Problem to solve: Read the entries below and pull out each line with the string "millimetres".

Excerpted data:

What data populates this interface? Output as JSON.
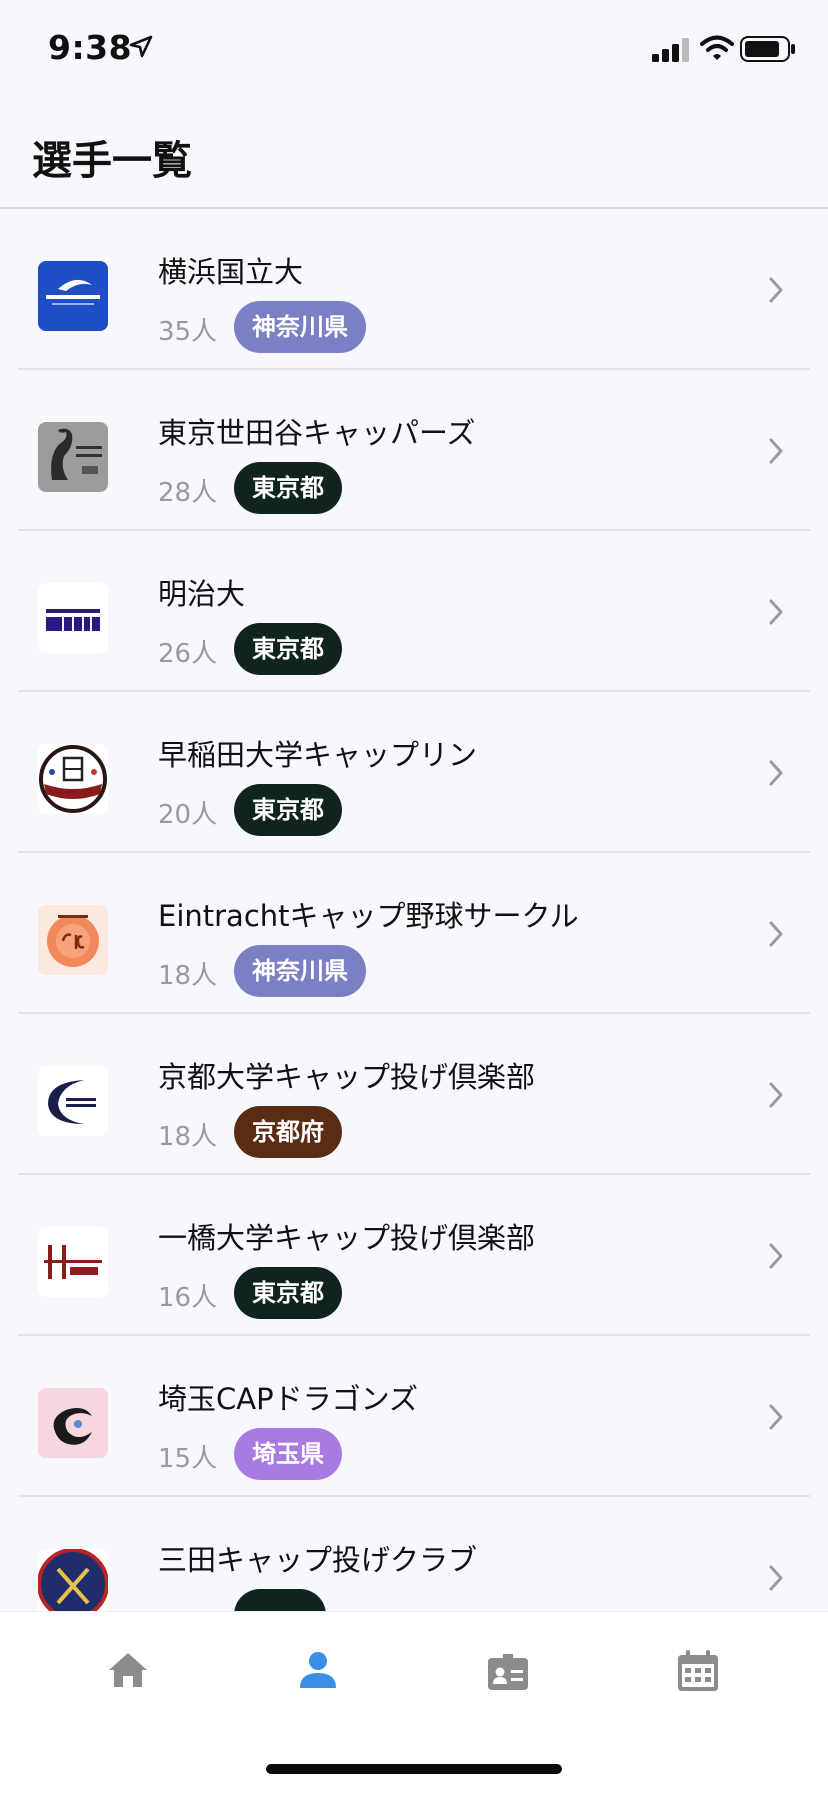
{
  "status_bar": {
    "time": "9:38"
  },
  "header": {
    "title": "選手一覧"
  },
  "teams": [
    {
      "name": "横浜国立大",
      "count": "35人",
      "prefecture": "神奈川県",
      "badge_color": "#7b7fc4",
      "logo": "sounds-on-beach-logo"
    },
    {
      "name": "東京世田谷キャッパーズ",
      "count": "28人",
      "prefecture": "東京都",
      "badge_color": "#10241f",
      "logo": "tsc-logo"
    },
    {
      "name": "明治大",
      "count": "26人",
      "prefecture": "東京都",
      "badge_color": "#10241f",
      "logo": "mucic-logo"
    },
    {
      "name": "早稲田大学キャップリン",
      "count": "20人",
      "prefecture": "東京都",
      "badge_color": "#10241f",
      "logo": "waseda-logo"
    },
    {
      "name": "Eintrachtキャップ野球サークル",
      "count": "18人",
      "prefecture": "神奈川県",
      "badge_color": "#7b7fc4",
      "logo": "etc-logo"
    },
    {
      "name": "京都大学キャップ投げ倶楽部",
      "count": "18人",
      "prefecture": "京都府",
      "badge_color": "#5b2c14",
      "logo": "kucic-logo"
    },
    {
      "name": "一橋大学キャップ投げ倶楽部",
      "count": "16人",
      "prefecture": "東京都",
      "badge_color": "#10241f",
      "logo": "hucic-logo"
    },
    {
      "name": "埼玉CAPドラゴンズ",
      "count": "15人",
      "prefecture": "埼玉県",
      "badge_color": "#a77be0",
      "logo": "dragons-logo"
    },
    {
      "name": "三田キャップ投げクラブ",
      "count": "",
      "prefecture": "",
      "badge_color": "#10241f",
      "logo": "mita-logo"
    }
  ],
  "tab_bar": {
    "items": [
      {
        "icon": "home-icon",
        "active": false
      },
      {
        "icon": "person-icon",
        "active": true
      },
      {
        "icon": "id-badge-icon",
        "active": false
      },
      {
        "icon": "calendar-icon",
        "active": false
      }
    ],
    "active_color": "#3b8ee6",
    "inactive_color": "#8c8c8c"
  }
}
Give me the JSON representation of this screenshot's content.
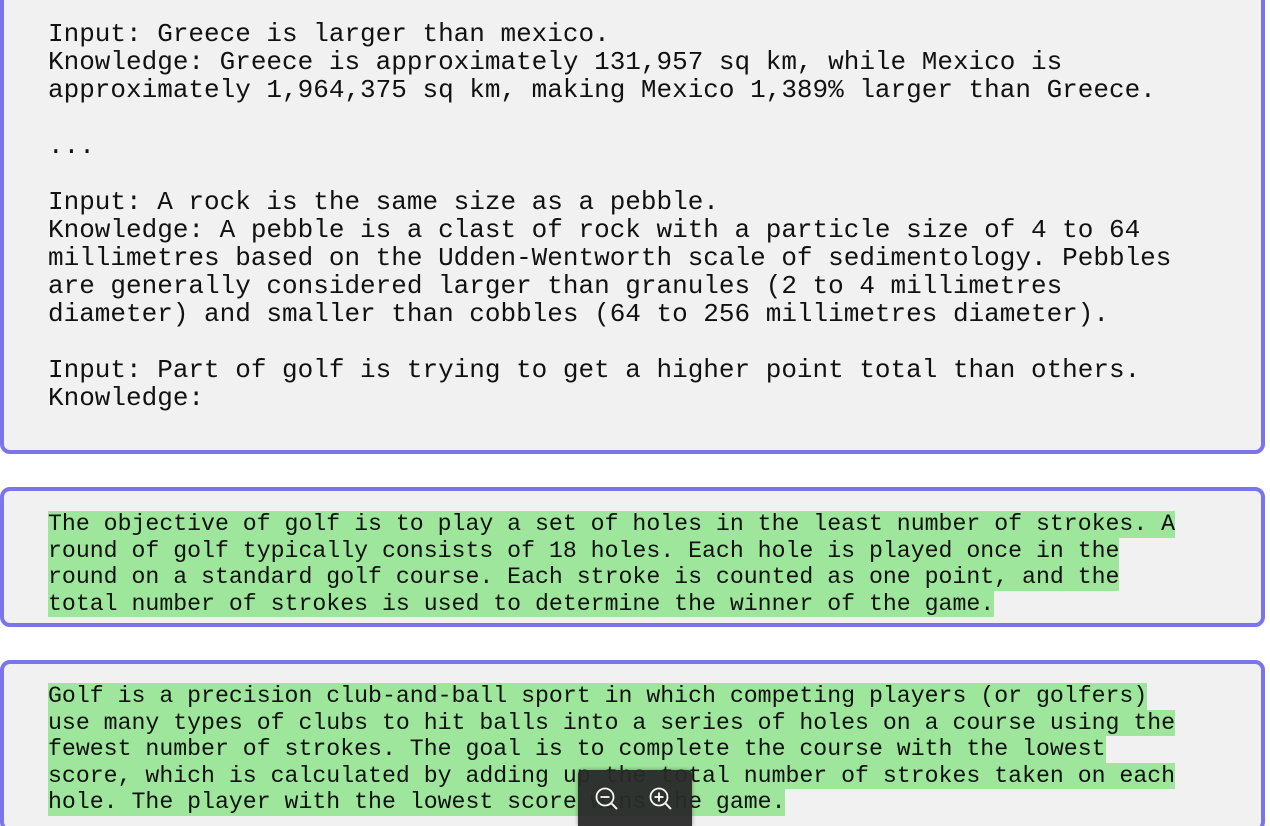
{
  "prompt": {
    "lines": [
      "Input: Greece is larger than mexico.",
      "Knowledge: Greece is approximately 131,957 sq km, while Mexico is",
      "approximately 1,964,375 sq km, making Mexico 1,389% larger than Greece.",
      "",
      "...",
      "",
      "Input: A rock is the same size as a pebble.",
      "Knowledge: A pebble is a clast of rock with a particle size of 4 to 64",
      "millimetres based on the Udden-Wentworth scale of sedimentology. Pebbles",
      "are generally considered larger than granules (2 to 4 millimetres",
      "diameter) and smaller than cobbles (64 to 256 millimetres diameter).",
      "",
      "Input: Part of golf is trying to get a higher point total than others.",
      "Knowledge:"
    ]
  },
  "response_1": {
    "lines": [
      "The objective of golf is to play a set of holes in the least number of strokes. A",
      "round of golf typically consists of 18 holes. Each hole is played once in the",
      "round on a standard golf course. Each stroke is counted as one point, and the",
      "total number of strokes is used to determine the winner of the game."
    ]
  },
  "response_2": {
    "lines": [
      "Golf is a precision club-and-ball sport in which competing players (or golfers)",
      "use many types of clubs to hit balls into a series of holes on a course using the",
      "fewest number of strokes. The goal is to complete the course with the lowest",
      "score, which is calculated by adding up the total number of strokes taken on each",
      "hole. The player with the lowest score wins the game."
    ]
  },
  "colors": {
    "border": "#7a75e8",
    "box_background": "#f1f1f1",
    "highlight": "#9ee69b",
    "zoom_bar": "#2a2a2a"
  },
  "zoom_controls": {
    "zoom_out_icon": "zoom-out-icon",
    "zoom_in_icon": "zoom-in-icon"
  }
}
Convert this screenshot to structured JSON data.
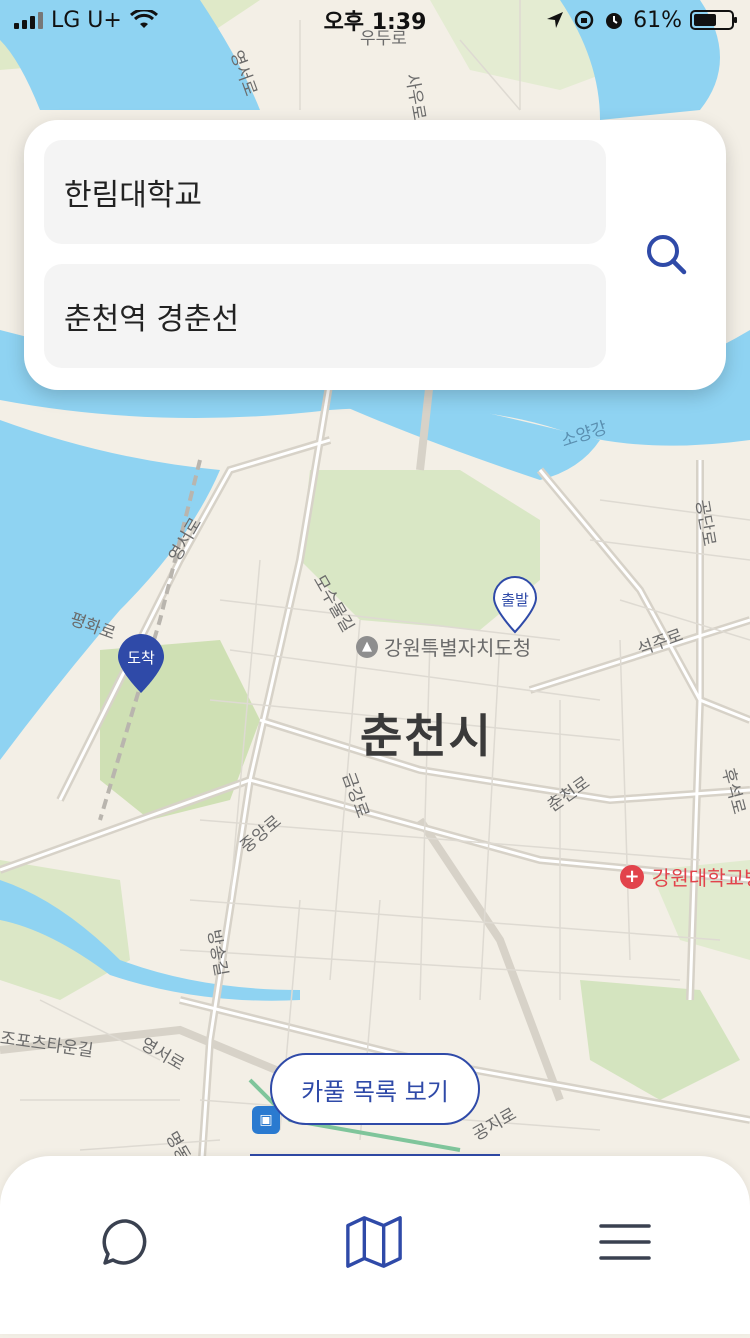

Solution to the problem:
      "millimetres based on the Udden-Wentworth scale of sedimentology. Pebbles",
      "are generally considered larger than granules (2 to 4 millimetres",
      "diameter) and smaller than cobbles (64 to 256 millimetres diameter).",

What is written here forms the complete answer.